This excellent piece in Harvard business reivew cites research that over half of our rating of others’ reflects our characteristics, not theirs. The feedback is distorted.
Again, feedback here looks like “be less like your authentic self”.
3. The Hero Trap
Thirdly, much feedback often amounts to “you’re a hero”, which is culturally damaging over the longer term for several reasons. Things like “ you really went above and beyond” to thank someone for pulling an all-nighter when the far bigger issue was that the project was badly planned, crappily managed or poorly supported by rubbish systems. Re-enforcing a culture of overwork as a reponse to other problems will never fix the root problem, and worse will actually institutionalise resistance to fixing it, as the existence of the problem makes an easy route to the “hero” feedback available. And if this is seen to be rewarded, people will keep on taking it.
Putting overwork on a pedestal as a band-aid for a poorly run firm is cultural destruction in the long term (but we’ve probably all done it, and with the best of intentions).
4. She said WHAT ??
Finally, another downside of feedback is the fact it might actually make you care too MUCH about what other people think , which can lead you forever overcompensating, one way, then the other to try and fulfill other peoples’ version of what good looks like.
The reality is we’ll usually do our best work when being natural, being our true self. Sure, correcting, modifying or adjusting our natural behaviour can often help but we can easily get unstuck down that road.
There you have a paradox though which I can’t offer a solution to – I really believe we can all grow and develop and improve, but we probably do our best work when being out authentic self and not worrying too much about what others think.
So, what’s the solution?
Having put feedback on a pedestal then torn it down, my parting piece of advice to you would be to set expectations for feedback very low and simply this: make it very very specific.
Don’t just shower praise and say what a good job they did , make it specific. First, refer to a particular task, job or report (as the recipient a good tip is to ask for feedback specific to a task, rather than in general). Then, be specific on what was good: was it the on-time delivery you most appreciated, the attention-to-detail or the high standards? Was it the way things were communicated , careful explanations that were given or the clarity of the writing. Perhaps it was the brevity, the focus on what really mattered, the thoroughness or the relentless energy to keep things going. If it can be factual even better: specific steps they should have taken, particular knowledge they need to acquire. A way of thinking about the key issue that might be valuable. You get the idea.

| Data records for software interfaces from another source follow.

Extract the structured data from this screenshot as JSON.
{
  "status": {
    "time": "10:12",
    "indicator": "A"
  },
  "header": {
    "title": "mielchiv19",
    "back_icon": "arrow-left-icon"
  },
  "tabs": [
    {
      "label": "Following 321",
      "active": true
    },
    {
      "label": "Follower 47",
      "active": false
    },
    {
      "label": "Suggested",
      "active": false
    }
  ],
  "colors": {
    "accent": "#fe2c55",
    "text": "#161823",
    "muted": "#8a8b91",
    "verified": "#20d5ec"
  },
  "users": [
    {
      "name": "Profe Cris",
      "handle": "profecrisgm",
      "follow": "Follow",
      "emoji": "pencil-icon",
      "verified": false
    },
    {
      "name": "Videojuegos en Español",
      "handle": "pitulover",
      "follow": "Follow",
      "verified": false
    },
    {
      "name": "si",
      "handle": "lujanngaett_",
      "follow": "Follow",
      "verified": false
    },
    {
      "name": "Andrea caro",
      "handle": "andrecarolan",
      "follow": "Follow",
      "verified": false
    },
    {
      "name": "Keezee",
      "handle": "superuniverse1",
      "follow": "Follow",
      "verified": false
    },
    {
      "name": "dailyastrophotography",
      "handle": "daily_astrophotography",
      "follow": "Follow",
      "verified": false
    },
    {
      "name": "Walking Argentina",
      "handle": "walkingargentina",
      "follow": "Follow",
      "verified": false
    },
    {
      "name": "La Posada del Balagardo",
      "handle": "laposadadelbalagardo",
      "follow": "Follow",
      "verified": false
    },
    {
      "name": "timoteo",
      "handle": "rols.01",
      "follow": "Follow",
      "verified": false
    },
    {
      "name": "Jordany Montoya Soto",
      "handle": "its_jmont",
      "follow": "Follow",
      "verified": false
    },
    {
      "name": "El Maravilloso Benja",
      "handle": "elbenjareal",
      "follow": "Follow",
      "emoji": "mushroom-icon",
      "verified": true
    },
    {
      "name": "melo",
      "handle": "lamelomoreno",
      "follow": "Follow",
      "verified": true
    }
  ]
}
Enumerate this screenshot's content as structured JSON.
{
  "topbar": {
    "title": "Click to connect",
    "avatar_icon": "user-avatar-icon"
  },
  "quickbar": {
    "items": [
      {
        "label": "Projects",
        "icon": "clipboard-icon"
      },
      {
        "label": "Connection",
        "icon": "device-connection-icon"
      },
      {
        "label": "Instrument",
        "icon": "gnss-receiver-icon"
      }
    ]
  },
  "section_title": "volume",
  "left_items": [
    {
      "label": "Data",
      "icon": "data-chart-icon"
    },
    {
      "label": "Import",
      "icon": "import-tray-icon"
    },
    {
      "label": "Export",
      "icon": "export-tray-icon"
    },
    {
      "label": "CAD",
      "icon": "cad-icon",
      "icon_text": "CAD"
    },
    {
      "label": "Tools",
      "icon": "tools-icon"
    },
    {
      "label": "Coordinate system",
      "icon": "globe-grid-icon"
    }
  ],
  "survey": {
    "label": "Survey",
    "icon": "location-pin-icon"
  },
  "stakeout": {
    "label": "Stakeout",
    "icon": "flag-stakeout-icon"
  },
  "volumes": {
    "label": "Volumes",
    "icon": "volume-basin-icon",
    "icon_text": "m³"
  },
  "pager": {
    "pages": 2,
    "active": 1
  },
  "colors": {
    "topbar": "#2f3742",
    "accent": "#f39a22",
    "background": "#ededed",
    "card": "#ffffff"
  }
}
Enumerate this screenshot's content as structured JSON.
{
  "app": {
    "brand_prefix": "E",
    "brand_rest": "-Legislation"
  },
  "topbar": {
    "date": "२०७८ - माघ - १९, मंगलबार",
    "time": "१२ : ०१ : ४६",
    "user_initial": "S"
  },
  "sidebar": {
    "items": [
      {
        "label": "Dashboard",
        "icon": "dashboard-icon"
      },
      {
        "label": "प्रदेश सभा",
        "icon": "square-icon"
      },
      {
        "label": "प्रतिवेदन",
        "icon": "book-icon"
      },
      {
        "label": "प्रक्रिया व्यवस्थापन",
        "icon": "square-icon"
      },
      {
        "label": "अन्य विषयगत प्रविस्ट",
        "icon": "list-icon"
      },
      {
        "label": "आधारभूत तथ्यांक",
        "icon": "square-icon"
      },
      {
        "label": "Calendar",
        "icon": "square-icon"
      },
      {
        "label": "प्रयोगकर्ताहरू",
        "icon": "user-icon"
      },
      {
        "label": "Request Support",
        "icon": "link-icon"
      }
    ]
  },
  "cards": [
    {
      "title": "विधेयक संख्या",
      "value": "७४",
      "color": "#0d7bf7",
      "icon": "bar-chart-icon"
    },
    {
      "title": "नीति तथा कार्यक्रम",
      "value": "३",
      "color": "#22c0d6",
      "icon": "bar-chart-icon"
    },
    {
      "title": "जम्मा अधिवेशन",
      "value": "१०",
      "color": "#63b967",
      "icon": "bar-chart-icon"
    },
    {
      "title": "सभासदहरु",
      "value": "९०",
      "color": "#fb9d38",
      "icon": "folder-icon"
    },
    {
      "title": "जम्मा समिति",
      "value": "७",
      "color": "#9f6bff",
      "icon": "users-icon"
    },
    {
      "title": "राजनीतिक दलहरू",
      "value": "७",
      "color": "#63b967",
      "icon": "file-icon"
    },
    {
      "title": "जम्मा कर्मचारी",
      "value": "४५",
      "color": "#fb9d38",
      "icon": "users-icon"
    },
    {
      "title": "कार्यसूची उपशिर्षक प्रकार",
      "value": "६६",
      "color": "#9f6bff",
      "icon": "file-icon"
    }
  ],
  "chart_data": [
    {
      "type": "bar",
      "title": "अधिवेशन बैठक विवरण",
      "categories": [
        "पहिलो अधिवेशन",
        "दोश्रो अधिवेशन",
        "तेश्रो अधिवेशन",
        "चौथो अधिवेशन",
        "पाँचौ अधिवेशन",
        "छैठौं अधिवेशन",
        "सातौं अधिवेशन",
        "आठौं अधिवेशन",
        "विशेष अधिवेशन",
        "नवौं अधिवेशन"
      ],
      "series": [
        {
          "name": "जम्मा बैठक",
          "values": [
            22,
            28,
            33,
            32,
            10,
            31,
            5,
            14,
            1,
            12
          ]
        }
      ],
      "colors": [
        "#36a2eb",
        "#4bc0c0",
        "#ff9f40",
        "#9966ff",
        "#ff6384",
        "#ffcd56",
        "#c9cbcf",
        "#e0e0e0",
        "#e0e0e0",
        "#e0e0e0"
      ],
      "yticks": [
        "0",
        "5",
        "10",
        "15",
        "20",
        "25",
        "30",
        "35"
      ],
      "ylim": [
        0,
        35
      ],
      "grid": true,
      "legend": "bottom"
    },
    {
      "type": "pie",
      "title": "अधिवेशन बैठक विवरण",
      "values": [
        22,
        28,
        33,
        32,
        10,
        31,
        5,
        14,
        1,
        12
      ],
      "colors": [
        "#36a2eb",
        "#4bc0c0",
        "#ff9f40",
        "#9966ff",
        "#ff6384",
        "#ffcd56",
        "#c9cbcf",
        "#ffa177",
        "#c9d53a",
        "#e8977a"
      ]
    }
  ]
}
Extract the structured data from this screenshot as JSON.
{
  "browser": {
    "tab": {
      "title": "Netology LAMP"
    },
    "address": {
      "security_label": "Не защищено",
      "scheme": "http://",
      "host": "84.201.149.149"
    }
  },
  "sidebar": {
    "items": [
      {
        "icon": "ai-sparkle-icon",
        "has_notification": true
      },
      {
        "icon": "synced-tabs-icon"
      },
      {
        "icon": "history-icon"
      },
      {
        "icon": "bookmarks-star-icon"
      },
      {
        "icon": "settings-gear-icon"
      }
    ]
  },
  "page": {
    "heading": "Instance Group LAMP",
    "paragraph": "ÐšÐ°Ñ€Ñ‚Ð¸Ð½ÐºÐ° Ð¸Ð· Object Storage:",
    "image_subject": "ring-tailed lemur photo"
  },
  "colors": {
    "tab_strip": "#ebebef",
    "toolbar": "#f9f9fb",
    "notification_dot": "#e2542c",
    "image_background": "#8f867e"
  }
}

Secondly, keep it short. The temptation can be to keep on going and going, but this risks hiding the real feedback in a load of fluff and leaving the recipient none the wiser. Systems such as Clearreview do a good job of enabling feedback that fits the bill here.
Finally, focus on staying “your side of the net” – focusing only on the impact that the other person’s work or behaviour had on you (not your perception of why they did or didn’t do something). This short clip sums up brilliantly the key concept of “over the net”.
I think the minimum outcome of feedback giving ought to be to ensure that the receiver understands what was good and continues to do what they have done well before. Indeed the same Harvard Business Review piece I metioned earlier cites more research that we actually learn best when building on something we are already doing well.
This falls some way short of the idealised outcome of plugging blindspots and helping others avoid the same mistakes by making their view of the world a little more complete. But perfect can be the enemy of the good here. If you think about it that’s actually a pretty good outcome, and maybe even one worth aiming for.